Traditional heart surgery, which involves fully opening the chest and cutting through the breastbone, comes with a high risk of complications and a long recovery time. Newer minimally invasive procedures avoid a lot of that risk and can get people back on their feet quicker.
“We’ve known for 35 years that historically marginalized racial and ethnic groups tend to have less access to cardiovascular procedures,” says Laurent G. Glance, professor of anesthesiology and perioperative medicine at the University of Rochester Medical Center (URMC), and lead author of the study, published in JAMA Network Open.
“This study highlights the fact that even in 2022 if you’re not white, you don’t get the same therapies that white people do.”
Less access to less invasive heart surgery
The study found that non-Hispanic Black patients had 35% lower odds of undergoing minimally invasive mitral valve surgery and 62% higher odds of having serious complications or dying compared to non-Hispanic white patients. Hispanic patients, on the other hand, had 26% higher odds of major complications or death compared to white patients, but they were not less likely to get minimally invasive surgery.

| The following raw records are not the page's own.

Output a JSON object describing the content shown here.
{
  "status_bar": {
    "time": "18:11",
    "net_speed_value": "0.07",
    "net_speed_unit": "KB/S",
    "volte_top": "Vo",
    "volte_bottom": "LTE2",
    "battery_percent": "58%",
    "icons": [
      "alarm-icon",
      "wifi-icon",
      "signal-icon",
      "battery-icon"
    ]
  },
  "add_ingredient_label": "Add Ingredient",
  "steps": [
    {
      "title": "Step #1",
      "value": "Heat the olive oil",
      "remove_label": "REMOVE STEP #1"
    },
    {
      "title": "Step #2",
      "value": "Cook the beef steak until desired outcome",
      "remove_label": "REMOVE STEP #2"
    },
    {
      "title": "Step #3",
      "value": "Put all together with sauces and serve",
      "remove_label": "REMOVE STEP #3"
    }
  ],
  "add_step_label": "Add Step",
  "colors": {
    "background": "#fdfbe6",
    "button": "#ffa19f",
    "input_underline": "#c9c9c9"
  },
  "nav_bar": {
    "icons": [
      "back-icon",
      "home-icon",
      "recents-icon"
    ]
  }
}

The findings were based on an analysis of data from the Society of Thoracic Surgeons National Adult Cardiac Surgery Database and included nearly 104,000 patients across 1,085 hospitals who underwent mitral valve surgery between 2014 and 2019.
“Minimally invasive surgeries set patients up for the best outcomes,” says coauthor Peter W. Knight, professor in cardiac surgery. “That is why the inequities we found in this study are so troubling.”
The authors note several patterns in the data that may point to factors contributing to this inequity: Black patients were more likely to have Medicaid insurance, seek treatment at under-resourced hospitals, and be treated by less experienced surgeons. While these patterns require further investigation, they may offer solutions.
Read the full article about Black patients and heart surgery by Susanne Pallo at Futurity.